A former assistant controller of a subsidiary of an aircraft company has filed a lawsuit in Milwaukee against her employer after she was terminated. According to the former employee, she was fired as a result of her whistleblower action. According to the woman, her former employer inflated the price for parts sold to the United States government as part of a federal contract.
Some investors in Wisconsin might not know that a man who used to be a manager for Moody's Investors Service filed a qui tam complaint against the company after he was fired for blowing the whistle on its practices. The filing was submitted and sealed on Feb. 24, 2012, but after the U.S. government decided not to intervene, the complaint was unsealed on May 30.
On Aug. 20, the Equal Employment Opportunity Commission filed a lawsuit against a Wisconsin company for how it handled its company wellness program. The lawsuit alleges that a woman who was employed by Orion Energy Systems, Inc., was retaliated against and then fired for not participating in the program. According to the EEOC, the company's policy regarding the wellness program was a violation of the Americans with Disabilities Act.
As some readers in Wisconsin may know, certain individuals are able to seek federal disability benefits. However, even if an employee has adhered to the relevant guidelines for applying for long-term benefits, he or she might still be refused coverage. Many long-term disability benefits policies are handled directly by an employer or purchased as insurance. However, some insurers might not immediately provide benefits to an eligible employee.
Health care employees in Wisconsin may benefit from learning more about the protections for whistle-blowers provided by the state. The protections are guaranteed under the Health Care Worker Protection statute that was introduced in 1999. People who report standard of care violations in good faith are indemnified against retaliation from their employer. Concerns regarding hospital errors and nursing home complaints have been on the rise, as the frequency of each has increased over the past few decades.

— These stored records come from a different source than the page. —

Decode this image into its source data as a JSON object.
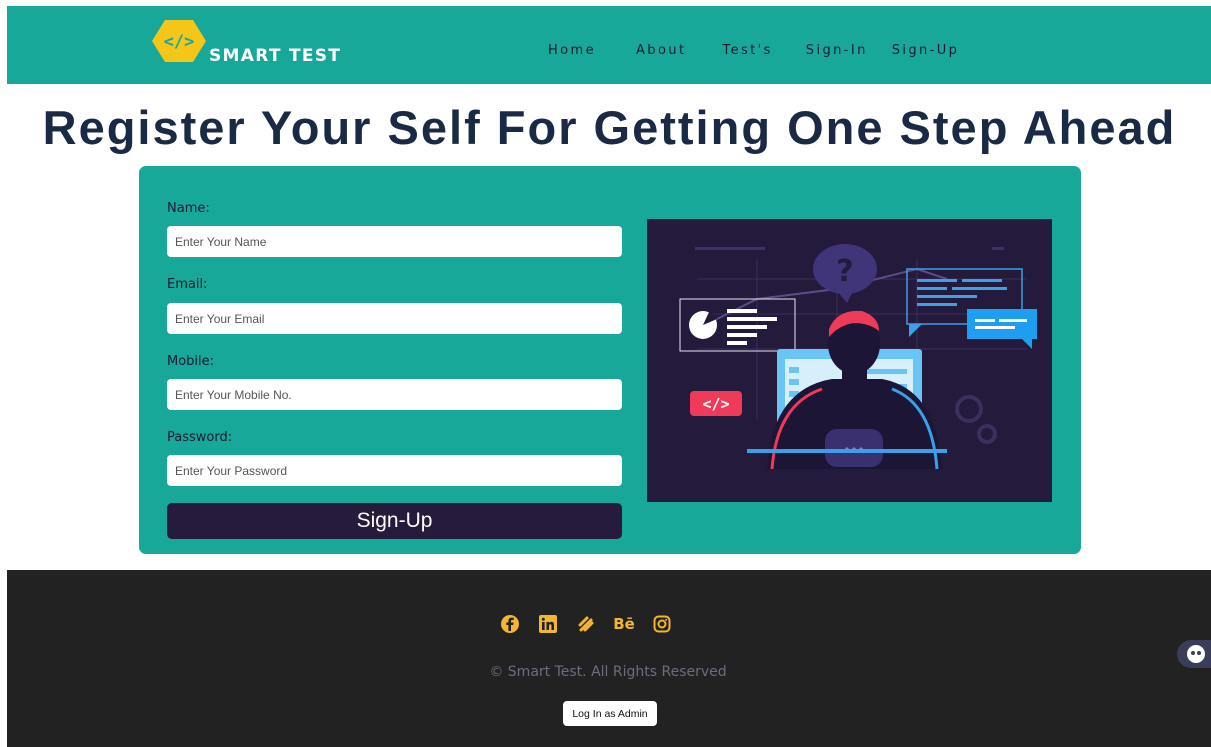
{
  "brand": {
    "name": "SMART TEST",
    "logo_glyph": "</>",
    "color_logo": "#f5c518"
  },
  "nav": {
    "items": [
      {
        "label": "Home"
      },
      {
        "label": "About"
      },
      {
        "label": "Test's"
      },
      {
        "label": "Sign-In"
      },
      {
        "label": "Sign-Up"
      }
    ]
  },
  "page": {
    "title": "Register Your Self For Getting One Step Ahead"
  },
  "form": {
    "name_label": "Name:",
    "name_placeholder": "Enter Your Name",
    "email_label": "Email:",
    "email_placeholder": "Enter Your Email",
    "mobile_label": "Mobile:",
    "mobile_placeholder": "Enter Your Mobile No.",
    "password_label": "Password:",
    "password_placeholder": "Enter Your Password",
    "submit_label": "Sign-Up"
  },
  "illustration": {
    "code_tag": "</>",
    "question_mark": "?",
    "dots": "•••"
  },
  "footer": {
    "social_icons": [
      "facebook-icon",
      "linkedin-icon",
      "squarespace-icon",
      "behance-icon",
      "instagram-icon"
    ],
    "behance_text": "Bē",
    "copyright": "© Smart Test. All Rights Reserved",
    "admin_button": "Log In as Admin"
  },
  "colors": {
    "teal": "#17a89a",
    "dark_purple": "#261a3d",
    "heading": "#1b2a44",
    "footer_bg": "#222222",
    "icon_yellow": "#f2b632"
  }
}
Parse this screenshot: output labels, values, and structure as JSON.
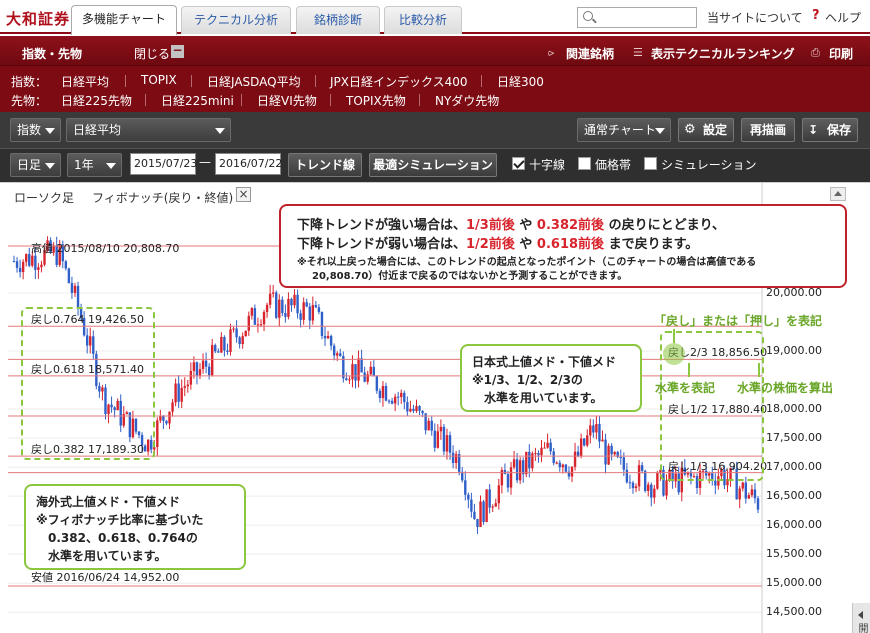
{
  "header": {
    "logo": "大和証券",
    "tabs": [
      {
        "label": "多機能チャート",
        "active": true
      },
      {
        "label": "テクニカル分析",
        "active": false
      },
      {
        "label": "銘柄診断",
        "active": false
      },
      {
        "label": "比較分析",
        "active": false
      }
    ],
    "search_placeholder": "",
    "about": "当サイトについて",
    "help_mark": "?",
    "help": "ヘルプ"
  },
  "panel": {
    "title": "指数・先物",
    "close": "閉じる",
    "close_mark": "−",
    "links": [
      "関連銘柄",
      "表示テクニカルランキング",
      "印刷"
    ],
    "row1_label": "指数：",
    "row1": [
      "日経平均",
      "TOPIX",
      "日経JASDAQ平均",
      "JPX日経インデックス400",
      "日経300"
    ],
    "row2_label": "先物：",
    "row2": [
      "日経225先物",
      "日経225mini",
      "日経VI先物",
      "TOPIX先物",
      "NYダウ先物"
    ]
  },
  "toolbar1": {
    "category": "指数",
    "symbol": "日経平均",
    "chart_type": "通常チャート",
    "settings": "設定",
    "redraw": "再描画",
    "save": "保存"
  },
  "toolbar2": {
    "period": "日足",
    "range": "1年",
    "date_from": "2015/07/23",
    "date_sep": "—",
    "date_to": "2016/07/22",
    "trendline": "トレンド線",
    "optimize": "最適シミュレーション",
    "crosshair": {
      "label": "十字線",
      "checked": true
    },
    "price_band": {
      "label": "価格帯",
      "checked": false
    },
    "simulation": {
      "label": "シミュレーション",
      "checked": false
    }
  },
  "chart": {
    "legend_candle": "ローソク足",
    "legend_fib": "フィボナッチ(戻り・終値)",
    "legend_close": "×",
    "side_tab": "開く",
    "high_label": "高値 2015/08/10 20,808.70",
    "low_label": "安値 2016/06/24 14,952.00",
    "fib_left": [
      {
        "label": "戻し0.764 19,426.50",
        "value": 19426.5
      },
      {
        "label": "戻し0.618 18,571.40",
        "value": 18571.4
      },
      {
        "label": "戻し0.382 17,189.30",
        "value": 17189.3
      }
    ],
    "fib_right": [
      {
        "label": "戻し2/3 18,856.50",
        "value": 18856.5
      },
      {
        "label": "戻し1/2 17,880.40",
        "value": 17880.4
      },
      {
        "label": "戻し1/3 16,904.20",
        "value": 16904.2
      }
    ],
    "y_ticks": [
      "20,000.00",
      "19,000.00",
      "18,000.00",
      "17,500.00",
      "17,000.00",
      "16,500.00",
      "16,000.00",
      "15,500.00",
      "15,000.00",
      "14,500.00"
    ],
    "colors": {
      "up": "#d8242d",
      "down": "#2f5fc8",
      "fib_line": "#e3787c",
      "callout_red": "#c0222b",
      "callout_green": "#8cc63f"
    }
  },
  "callouts": {
    "top_line1_a": "下降トレンドが強い場合は、",
    "top_line1_b": "1/3前後",
    "top_line1_c": " や ",
    "top_line1_d": "0.382前後",
    "top_line1_e": " の戻りにとどまり、",
    "top_line2_a": "下降トレンドが弱い場合は、",
    "top_line2_b": "1/2前後",
    "top_line2_c": " や ",
    "top_line2_d": "0.618前後",
    "top_line2_e": " まで戻ります。",
    "top_note1": "※それ以上戻った場合には、このトレンドの起点となったポイント（このチャートの場合は高値である",
    "top_note2": "20,808.70）付近まで戻るのではないかと予測することができます。",
    "japan_1": "日本式上値メド・下値メド",
    "japan_2": "※1/3、1/2、2/3の",
    "japan_3": "水準を用いています。",
    "foreign_1": "海外式上値メド・下値メド",
    "foreign_2": "※フィボナッチ比率に基づいた",
    "foreign_3": "0.382、0.618、0.764の",
    "foreign_4": "水準を用いています。",
    "green_top": "「戻し」または「押し」を表記",
    "green_left": "水準を表記",
    "green_right": "水準の株価を算出"
  }
}
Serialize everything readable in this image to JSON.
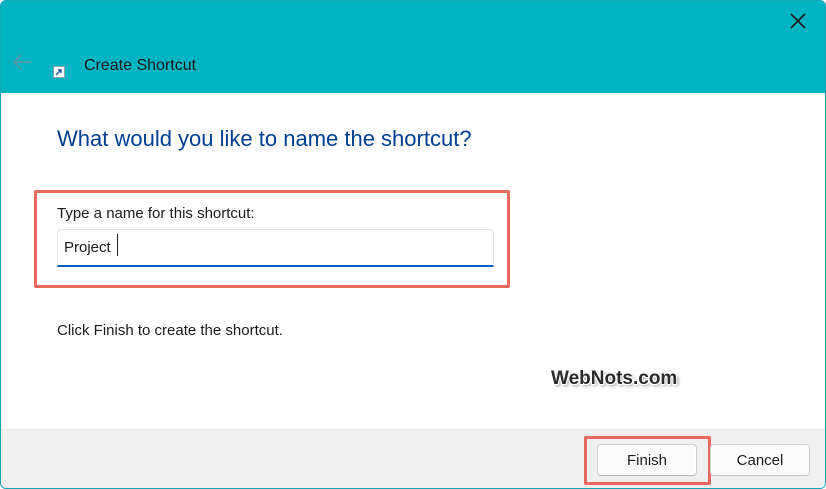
{
  "window": {
    "title": "Create Shortcut",
    "icons": {
      "close": "close-icon",
      "back": "back-arrow-icon",
      "app": "shortcut-icon"
    }
  },
  "main": {
    "heading": "What would you like to name the shortcut?",
    "field_label": "Type a name for this shortcut:",
    "field_value": "Project",
    "hint": "Click Finish to create the shortcut."
  },
  "watermark": "WebNots.com",
  "footer": {
    "finish_label": "Finish",
    "cancel_label": "Cancel"
  },
  "colors": {
    "titlebar": "#00b4c4",
    "heading": "#003e92",
    "highlight": "#e8695e",
    "input_underline": "#005fb8"
  }
}
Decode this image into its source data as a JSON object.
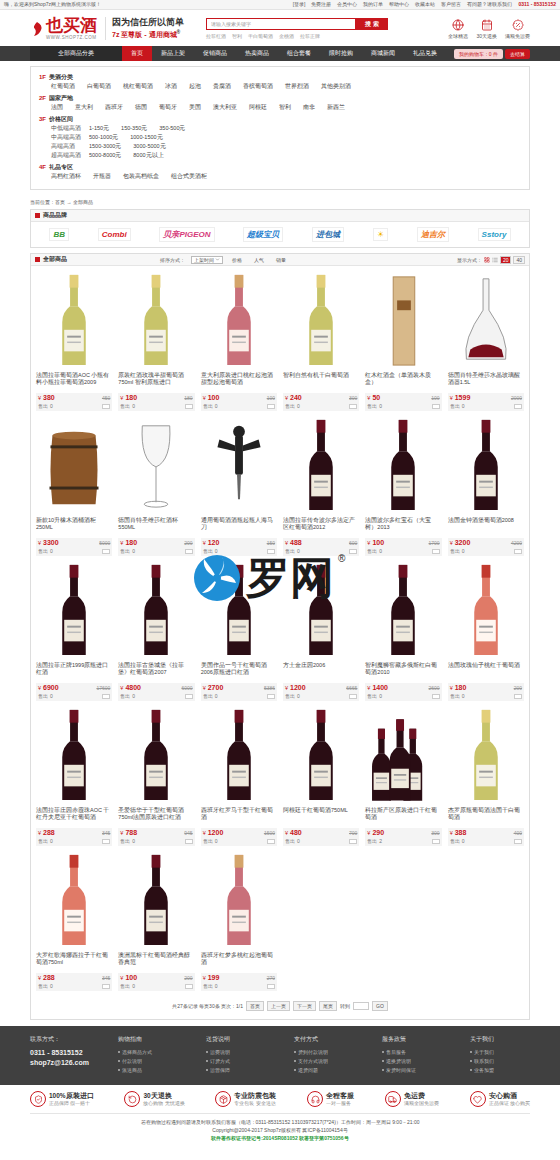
{
  "topbar": {
    "welcome": "嗨，欢迎来到Shop7z网上购物系统演示版！",
    "links": [
      "[登录]",
      "免费注册",
      "会员中心",
      "我的订单",
      "帮助中心",
      "收藏本站",
      "客户留言",
      "有问题？请联系我们"
    ],
    "phone": "0311 - 85315152"
  },
  "header": {
    "logo": {
      "name": "也买酒",
      "url": "WWW.SHOP7Z.COM"
    },
    "slogan": {
      "line1": "因为信任所以简单",
      "line2": "7z 至尊版 - 通用商城",
      "mark": "®"
    },
    "search": {
      "placeholder": "请输入搜索关键字",
      "button": "搜 索"
    },
    "hot_keywords": [
      "拉菲红酒",
      "智利",
      "干白葡萄酒",
      "金桃酒",
      "拉菲正牌"
    ],
    "badges": [
      {
        "label": "全球精选"
      },
      {
        "label": "30天退换"
      },
      {
        "label": "满额免运费"
      }
    ]
  },
  "nav": {
    "category_button": "全部商品分类",
    "items": [
      {
        "label": "首页",
        "selected": true
      },
      {
        "label": "新品上架",
        "selected": false
      },
      {
        "label": "促销商品",
        "selected": false
      },
      {
        "label": "热卖商品",
        "selected": false
      },
      {
        "label": "组合套餐",
        "selected": false
      },
      {
        "label": "限时抢购",
        "selected": false
      },
      {
        "label": "商城新闻",
        "selected": false
      },
      {
        "label": "礼品兑换",
        "selected": false
      }
    ],
    "cart": "我的购物车：0 件",
    "checkout": "去结算"
  },
  "categories": [
    {
      "floor": "1F",
      "title": "美酒分类",
      "rows": [
        {
          "links": [
            "红葡萄酒",
            "白葡萄酒",
            "桃红葡萄酒",
            "冰酒",
            "起泡",
            "贵腐酒",
            "香槟葡萄酒",
            "世界烈酒",
            "其他类别酒"
          ]
        }
      ]
    },
    {
      "floor": "2F",
      "title": "国家产地",
      "rows": [
        {
          "links": [
            "法国",
            "意大利",
            "西班牙",
            "德国",
            "葡萄牙",
            "美国",
            "澳大利亚",
            "阿根廷",
            "智利",
            "南非",
            "新西兰"
          ]
        }
      ]
    },
    {
      "floor": "3F",
      "title": "价格区间",
      "rows": [
        {
          "label": "中低端高酒",
          "links": [
            "1-150元",
            "150-350元",
            "350-500元"
          ]
        },
        {
          "label": "中高端高酒",
          "links": [
            "500-1000元",
            "1000-1500元"
          ]
        },
        {
          "label": "高端高酒",
          "links": [
            "1500-3000元",
            "3000-5000元"
          ]
        },
        {
          "label": "超高端高酒",
          "links": [
            "5000-8000元",
            "8000元以上"
          ]
        }
      ]
    },
    {
      "floor": "4F",
      "title": "礼品专区",
      "rows": [
        {
          "links": [
            "高档红酒杯",
            "开瓶器",
            "包装高档纸盒",
            "组合式美酒柜"
          ]
        }
      ]
    }
  ],
  "breadcrumb": "当前位置：首页 → 全部商品",
  "brands": {
    "title": "商品品牌",
    "items": [
      {
        "label": "BB",
        "color": "#3a9a3a"
      },
      {
        "label": "Combi",
        "color": "#d8232a"
      },
      {
        "label": "贝亲PIGEON",
        "color": "#d63a7a"
      },
      {
        "label": "超级宝贝",
        "color": "#1f7fd0"
      },
      {
        "label": "进包城",
        "color": "#2a6fb0"
      },
      {
        "label": "☀",
        "color": "#f2b705"
      },
      {
        "label": "迪吉尔",
        "color": "#f07a1a"
      },
      {
        "label": "Sstory",
        "color": "#2aa0c8"
      }
    ]
  },
  "listing": {
    "title": "全部商品",
    "sort_label": "排序方式：",
    "sorts": [
      {
        "label": "上架时间",
        "selected": true
      },
      {
        "label": "价格",
        "selected": false
      },
      {
        "label": "人气",
        "selected": false
      },
      {
        "label": "销量",
        "selected": false
      }
    ],
    "display_label": "显示方式：",
    "per_page": [
      {
        "label": "20",
        "selected": true
      },
      {
        "label": "40",
        "selected": false
      }
    ]
  },
  "currency": "¥",
  "sold_label": "售出",
  "products": [
    {
      "name": "法国拉菲葡萄酒AOC 小瓶有料小瓶拉菲葡萄酒2009",
      "price": "380",
      "old_price": "450",
      "sold": "0",
      "kind": "white-wine"
    },
    {
      "name": "原装红酒玫瑰半甜葡萄酒750ml 智利原瓶进口",
      "price": "180",
      "old_price": "180",
      "sold": "0",
      "kind": "white-wine"
    },
    {
      "name": "意大利原装进口桃红起泡酒甜型起泡葡萄酒",
      "price": "100",
      "old_price": "100",
      "sold": "0",
      "kind": "sparkling"
    },
    {
      "name": "智利自然有机干白葡萄酒",
      "price": "240",
      "old_price": "300",
      "sold": "0",
      "kind": "white-wine"
    },
    {
      "name": "红木红酒盒（单酒装木质盒）",
      "price": "50",
      "old_price": "100",
      "sold": "0",
      "kind": "wood-box"
    },
    {
      "name": "德国肖特圣维莎水晶玻璃醒酒器1.5L",
      "price": "1599",
      "old_price": "2000",
      "sold": "0",
      "kind": "decanter"
    },
    {
      "name": "新款10升橡木酒桶酒柜 250ML",
      "price": "3300",
      "old_price": "5000",
      "sold": "0",
      "kind": "barrel"
    },
    {
      "name": "德国肖特圣维莎红酒杯550ML",
      "price": "180",
      "old_price": "200",
      "sold": "0",
      "kind": "glass"
    },
    {
      "name": "通用葡萄酒酒瓶起瓶人海马刀",
      "price": "120",
      "old_price": "150",
      "sold": "0",
      "kind": "opener"
    },
    {
      "name": "法国拉菲传奇波尔多法定产区红葡萄酒2012",
      "price": "488",
      "old_price": "600",
      "sold": "0",
      "kind": "red-wine"
    },
    {
      "name": "法国波尔多红宝石（大宝树）2013",
      "price": "100",
      "old_price": "1700",
      "sold": "0",
      "kind": "red-wine"
    },
    {
      "name": "法国金钟酒堡葡萄酒2008",
      "price": "3200",
      "old_price": "4200",
      "sold": "0",
      "kind": "red-wine"
    },
    {
      "name": "法国拉菲正牌1999原瓶进口红酒",
      "price": "6900",
      "old_price": "17600",
      "sold": "0",
      "kind": "red-wine"
    },
    {
      "name": "法国拉菲古堡城堡《拉菲堡》红葡萄酒2007",
      "price": "4800",
      "old_price": "6000",
      "sold": "0",
      "kind": "red-wine"
    },
    {
      "name": "美国作品一号干红葡萄酒2006原瓶进口红酒",
      "price": "2700",
      "old_price": "5386",
      "sold": "0",
      "kind": "red-wine"
    },
    {
      "name": "方士金庄园2006",
      "price": "1200",
      "old_price": "6665",
      "sold": "0",
      "kind": "red-wine"
    },
    {
      "name": "智利魔狮窖藏多俄斯红白葡萄酒2010",
      "price": "1400",
      "old_price": "2600",
      "sold": "0",
      "kind": "red-wine"
    },
    {
      "name": "法国玫瑰仙子桃红干葡萄酒",
      "price": "180",
      "old_price": "200",
      "sold": "0",
      "kind": "rose-wine"
    },
    {
      "name": "法国拉菲庄园赤霞珠AOC 干红丹夫尼亚干红葡萄酒",
      "price": "288",
      "old_price": "345",
      "sold": "0",
      "kind": "red-wine"
    },
    {
      "name": "圣爱德华于干型红葡萄酒750ml法国原装进口红酒",
      "price": "788",
      "old_price": "945",
      "sold": "0",
      "kind": "red-wine"
    },
    {
      "name": "西班牙红罗马干型干红葡萄酒",
      "price": "1200",
      "old_price": "1500",
      "sold": "0",
      "kind": "red-wine"
    },
    {
      "name": "阿根廷干红葡萄酒750ML",
      "price": "480",
      "old_price": "700",
      "sold": "0",
      "kind": "red-wine"
    },
    {
      "name": "科拉斯产区原装进口干红葡萄酒",
      "price": "290",
      "old_price": "300",
      "sold": "2",
      "kind": "bottle-set"
    },
    {
      "name": "杰罗原瓶葡萄酒法国干白葡萄酒",
      "price": "388",
      "old_price": "400",
      "sold": "0",
      "kind": "white-wine"
    },
    {
      "name": "大罗红歌海娜西拉子干红葡萄酒750ml",
      "price": "288",
      "old_price": "345",
      "sold": "0",
      "kind": "rose-wine"
    },
    {
      "name": "澳洲黑标干红葡萄酒经典醇香典范",
      "price": "100",
      "old_price": "200",
      "sold": "0",
      "kind": "red-wine"
    },
    {
      "name": "西班牙红梦多桃红起泡葡萄酒",
      "price": "199",
      "old_price": "270",
      "sold": "0",
      "kind": "sparkling"
    }
  ],
  "pagination": {
    "summary": "共27条记录 每页30条 页次：1/1",
    "buttons": [
      "首页",
      "上一页",
      "下一页",
      "尾页"
    ],
    "goto_label": "转到",
    "go": "GO"
  },
  "footer": {
    "columns": [
      {
        "title": "联系方式：",
        "kind": "contact",
        "lines": [
          "0311 - 85315152",
          "shop7z@126.com"
        ]
      },
      {
        "title": "购物指南",
        "kind": "links",
        "lines": [
          "选择商品方式",
          "付款说明",
          "派送商品"
        ]
      },
      {
        "title": "送货说明",
        "kind": "links",
        "lines": [
          "运费说明",
          "订货方式",
          "运营保障"
        ]
      },
      {
        "title": "支付方式",
        "kind": "links",
        "lines": [
          "货到付款说明",
          "支付方式说明",
          "退货问题"
        ]
      },
      {
        "title": "服务政策",
        "kind": "links",
        "lines": [
          "售后服务",
          "退换货说明",
          "发货时间保证"
        ]
      },
      {
        "title": "关于我们",
        "kind": "links",
        "lines": [
          "关于我们",
          "联系我们",
          "业务加盟"
        ]
      }
    ]
  },
  "services": [
    {
      "title": "100%原装进口",
      "subtitle": "正品保障 假一赔十"
    },
    {
      "title": "30天退换",
      "subtitle": "放心购物 无忧退换"
    },
    {
      "title": "专业防震包装",
      "subtitle": "专业包装 安全送达"
    },
    {
      "title": "全程客服",
      "subtitle": "一对一服务"
    },
    {
      "title": "免运费",
      "subtitle": "满额全国免运费"
    },
    {
      "title": "安心购酒",
      "subtitle": "正品保证 放心购买"
    }
  ],
  "copyright": {
    "lines": [
      "若在购物过程遇到问题请及时联系我们客服（电话：0311-85315152 13103973217(7*24)）工作时间：周一至周日 9:00－21:00",
      "Copyright@2004-2017 Shop7z版权所有 冀ICP备11004154号"
    ],
    "license": "软件著作权证书登记号:2014SR081052 软著登字第0751056号"
  },
  "watermark": {
    "text": "罗网",
    "mark": "®"
  }
}
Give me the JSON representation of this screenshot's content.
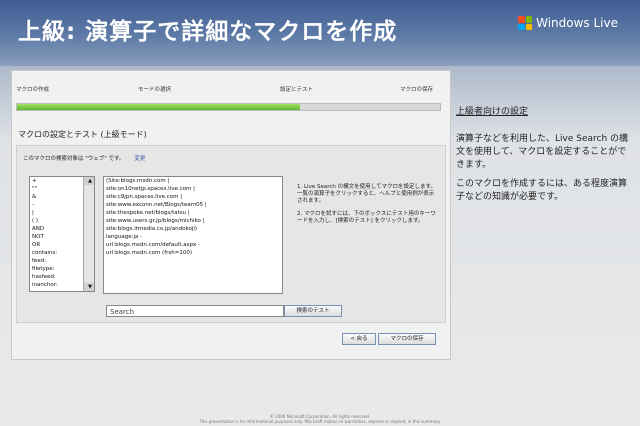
{
  "header": {
    "title": "上級: 演算子で詳細なマクロを作成",
    "brand": "Windows Live",
    "brand_colors": [
      "#f25022",
      "#7fba00",
      "#00a4ef",
      "#ffb900"
    ]
  },
  "wizard": {
    "steps": [
      "マクロの作成",
      "モードの選択",
      "設定とテスト",
      "マクロの保存"
    ],
    "progress": 0.67
  },
  "section_title": "マクロの設定とテスト (上級モード)",
  "target": {
    "label": "このマクロの検索対象は \"ウェブ\" です。",
    "change_link": "変更"
  },
  "operators": [
    "+",
    "\"\"",
    "&",
    "-",
    "|",
    "( )",
    "AND",
    "NOT",
    "OR",
    "contains:",
    "feed:",
    "filetype:",
    "hasfeed:",
    "inanchor:"
  ],
  "macro_lines": [
    "(Site:blogs.msdn.com |",
    "site:on10netjp.spaces.live.com |",
    "site:c9jpn.spaces.live.com |",
    "site:www.exconn.net/Blogs/team05 |",
    "site:thespoke.net/blogs/tatsu |",
    "site:www.users.gr.jp/blogs/michiko |",
    "site:blogs.itmedia.co.jp/andokoji)",
    "language:ja -",
    "url:blogs.msdn.com/default.aspx -",
    "url:blogs.msdn.com (frsh=100)"
  ],
  "help": [
    "1. Live Search の構文を使用してマクロを設定します。一覧の演算子をクリックすると、ヘルプと使用例が表示されます。",
    "2. マクロを試すには、下のボックスにテスト用のキーワードを入力し、[検索のテスト] をクリックします。"
  ],
  "search": {
    "placeholder": "Search",
    "test_button": "検索のテスト"
  },
  "nav": {
    "back": "< 戻る",
    "save": "マクロの保存"
  },
  "sidebar": {
    "heading": "上級者向けの設定",
    "para1": "演算子などを利用した、Live Search の構文を使用して、マクロを設定することができます。",
    "para2": "このマクロを作成するには、ある程度演算子などの知識が必要です。"
  },
  "footer": {
    "copyright": "© 2006 Microsoft Corporation. All rights reserved.",
    "disclaimer": "This presentation is for informational purposes only. Microsoft makes no warranties, express or implied, in this summary."
  }
}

Wisconsin employees may want to know some specifics about the Family and Medical Leave Act and whether they are covered by it. This law helps employees to take leave when they have a situation that interferes with their ability to work.
Wisconsin employers who have been found guilty of violating certain labor laws may be paying for these violations due to a new executive order. The Fair Pay and Safe Workplaces Executive Order that was signed on July 31 will require the mandatory disclosure of violations of certain employee rights when a company bids on a federal contract, commencing in 2016.
Wisconsin employees will probably be interested to learn that LinkedIn has agreed to pay almost $6 million in back wages and damages to 359 of its employees in California, New York, Nebraska and Illinois. The payments, which average a little more than $16,000 per employee, are designed to compensate the employees for unpaid overtime, according to a statement issued Aug. 4, 2014, by the U.S. Department of Labor.
The Americans with Disabilities Act is meant to afford individuals in Wisconsin who are disabled with protection from discrimination in the workplace. Interestingly, the protections offered by the act are not only extended to those who suffer from disabilities. Those who have relationships with a person, such as a worker with a disabled spouse, might also be covered by the act.
Apple is facing a lawsuit that claims the company failed to provide adequate opportunities for meals and breaks to its employees. The case states that Apple also failed to pay out final paychecks to employees in an expedient fashion. The suit claims that the practices are widespread throughout its operations.
Wisconsin employees who have made certain reports about an employer's activities may be protected by state and federal law. The types of protection that are available are based on the type of claim that was made, the employer's identification, state law and case law. Additionally, contract or tort causes of action may be available for an employee who was retaliated against.